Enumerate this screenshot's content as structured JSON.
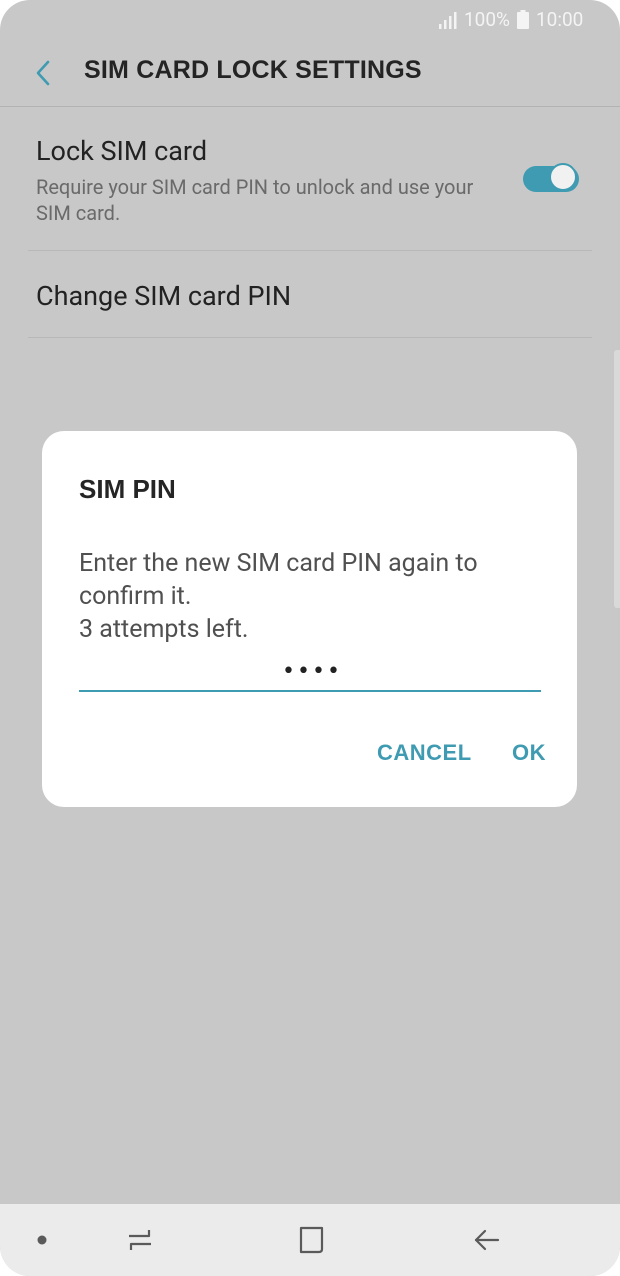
{
  "status_bar": {
    "battery_percent": "100%",
    "time": "10:00",
    "icons": [
      "signal-icon",
      "battery-icon"
    ]
  },
  "header": {
    "title": "SIM CARD LOCK SETTINGS",
    "back_icon": "back-arrow-icon"
  },
  "settings": {
    "lock_sim": {
      "title": "Lock SIM card",
      "summary": "Require your SIM card PIN to unlock and use your SIM card.",
      "enabled": true
    },
    "change_pin": {
      "title": "Change SIM card PIN"
    }
  },
  "dialog": {
    "title": "SIM PIN",
    "message": "Enter the new SIM card PIN again to confirm it.\n3 attempts left.",
    "pin_value": "••••",
    "cancel_label": "CANCEL",
    "ok_label": "OK"
  },
  "nav_bar": {
    "icons": [
      "nav-dot-icon",
      "recent-apps-icon",
      "home-icon",
      "back-icon"
    ]
  },
  "colors": {
    "accent": "#3e9bb2",
    "scrim_background": "#c8c8c8",
    "dialog_background": "#ffffff",
    "nav_background": "#ebebeb"
  }
}
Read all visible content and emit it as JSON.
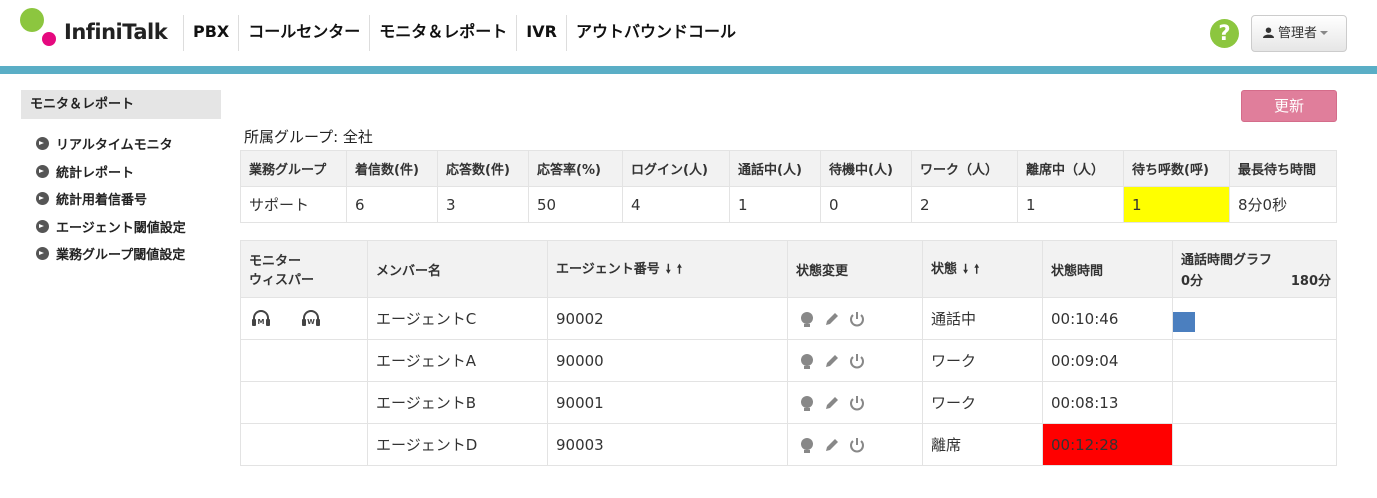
{
  "brand": {
    "name": "InfiniTalk"
  },
  "nav": [
    "PBX",
    "コールセンター",
    "モニタ＆レポート",
    "IVR",
    "アウトバウンドコール"
  ],
  "header": {
    "help_label": "?",
    "user_label": "管理者"
  },
  "sidebar": {
    "title": "モニタ＆レポート",
    "items": [
      {
        "label": "リアルタイムモニタ"
      },
      {
        "label": "統計レポート"
      },
      {
        "label": "統計用着信番号"
      },
      {
        "label": "エージェント閾値設定"
      },
      {
        "label": "業務グループ閾値設定"
      }
    ]
  },
  "refresh_label": "更新",
  "group_label": "所属グループ: 全社",
  "summary": {
    "headers": [
      "業務グループ",
      "着信数(件)",
      "応答数(件)",
      "応答率(%)",
      "ログイン(人)",
      "通話中(人)",
      "待機中(人)",
      "ワーク（人）",
      "離席中（人）",
      "待ち呼数(呼)",
      "最長待ち時間"
    ],
    "row": [
      "サポート",
      "6",
      "3",
      "50",
      "4",
      "1",
      "0",
      "2",
      "1",
      "1",
      "8分0秒"
    ],
    "highlight_color": "#ffff00"
  },
  "agents": {
    "headers": {
      "monitor_line1": "モニター",
      "monitor_line2": "ウィスパー",
      "name": "メンバー名",
      "number": "エージェント番号",
      "change": "状態変更",
      "status": "状態",
      "time": "状態時間",
      "graph": "通話時間グラフ",
      "graph_min": "0分",
      "graph_max": "180分"
    },
    "sort_down": "🠗",
    "sort_up": "🠕",
    "monitor_icons": [
      "monitor-headset-icon",
      "whisper-headset-icon"
    ],
    "rows": [
      {
        "name": "エージェントC",
        "number": "90002",
        "status": "通話中",
        "time": "00:10:46"
      },
      {
        "name": "エージェントA",
        "number": "90000",
        "status": "ワーク",
        "time": "00:09:04"
      },
      {
        "name": "エージェントB",
        "number": "90001",
        "status": "ワーク",
        "time": "00:08:13"
      },
      {
        "name": "エージェントD",
        "number": "90003",
        "status": "離席",
        "time": "00:12:28"
      }
    ],
    "alert_color": "#ff0000",
    "graph_color": "#4b7fbf"
  },
  "colors": {
    "accent_line": "#5aaec6",
    "refresh": "#e07e9b",
    "help": "#8cc63f"
  }
}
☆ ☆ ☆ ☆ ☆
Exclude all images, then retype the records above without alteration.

Enumerate this screenshot's content as structured JSON.
{
  "status_bar": {
    "battery_percent": "100%",
    "time": "10:00",
    "icons": [
      "signal-icon",
      "battery-icon"
    ]
  },
  "header": {
    "title": "SIM CARD LOCK SETTINGS",
    "back_icon": "back-arrow-icon"
  },
  "settings": {
    "lock_sim": {
      "title": "Lock SIM card",
      "summary": "Require your SIM card PIN to unlock and use your SIM card.",
      "enabled": true
    },
    "change_pin": {
      "title": "Change SIM card PIN"
    }
  },
  "dialog": {
    "title": "SIM PIN",
    "message": "Enter the new SIM card PIN again to confirm it.\n3 attempts left.",
    "pin_value": "••••",
    "cancel_label": "CANCEL",
    "ok_label": "OK"
  },
  "nav_bar": {
    "icons": [
      "nav-dot-icon",
      "recent-apps-icon",
      "home-icon",
      "back-icon"
    ]
  },
  "colors": {
    "accent": "#3e9bb2",
    "scrim_background": "#c8c8c8",
    "dialog_background": "#ffffff",
    "nav_background": "#ebebeb"
  }
}
Read all visible content and emit it as JSON.
{
  "brand": {
    "name": "InfiniTalk"
  },
  "nav": [
    "PBX",
    "コールセンター",
    "モニタ＆レポート",
    "IVR",
    "アウトバウンドコール"
  ],
  "header": {
    "help_label": "?",
    "user_label": "管理者"
  },
  "sidebar": {
    "title": "モニタ＆レポート",
    "items": [
      {
        "label": "リアルタイムモニタ"
      },
      {
        "label": "統計レポート"
      },
      {
        "label": "統計用着信番号"
      },
      {
        "label": "エージェント閾値設定"
      },
      {
        "label": "業務グループ閾値設定"
      }
    ]
  },
  "refresh_label": "更新",
  "group_label": "所属グループ: 全社",
  "summary": {
    "headers": [
      "業務グループ",
      "着信数(件)",
      "応答数(件)",
      "応答率(%)",
      "ログイン(人)",
      "通話中(人)",
      "待機中(人)",
      "ワーク（人）",
      "離席中（人）",
      "待ち呼数(呼)",
      "最長待ち時間"
    ],
    "row": [
      "サポート",
      "6",
      "3",
      "50",
      "4",
      "1",
      "0",
      "2",
      "1",
      "1",
      "8分0秒"
    ],
    "highlight_color": "#ffff00"
  },
  "agents": {
    "headers": {
      "monitor_line1": "モニター",
      "monitor_line2": "ウィスパー",
      "name": "メンバー名",
      "number": "エージェント番号",
      "change": "状態変更",
      "status": "状態",
      "time": "状態時間",
      "graph": "通話時間グラフ",
      "graph_min": "0分",
      "graph_max": "180分"
    },
    "sort_down": "🠗",
    "sort_up": "🠕",
    "monitor_icons": [
      "monitor-headset-icon",
      "whisper-headset-icon"
    ],
    "rows": [
      {
        "name": "エージェントC",
        "number": "90002",
        "status": "通話中",
        "time": "00:10:46"
      },
      {
        "name": "エージェントA",
        "number": "90000",
        "status": "ワーク",
        "time": "00:09:04"
      },
      {
        "name": "エージェントB",
        "number": "90001",
        "status": "ワーク",
        "time": "00:08:13"
      },
      {
        "name": "エージェントD",
        "number": "90003",
        "status": "離席",
        "time": "00:12:28"
      }
    ],
    "alert_color": "#ff0000",
    "graph_color": "#4b7fbf"
  },
  "colors": {
    "accent_line": "#5aaec6",
    "refresh": "#e07e9b",
    "help": "#8cc63f"
  }
}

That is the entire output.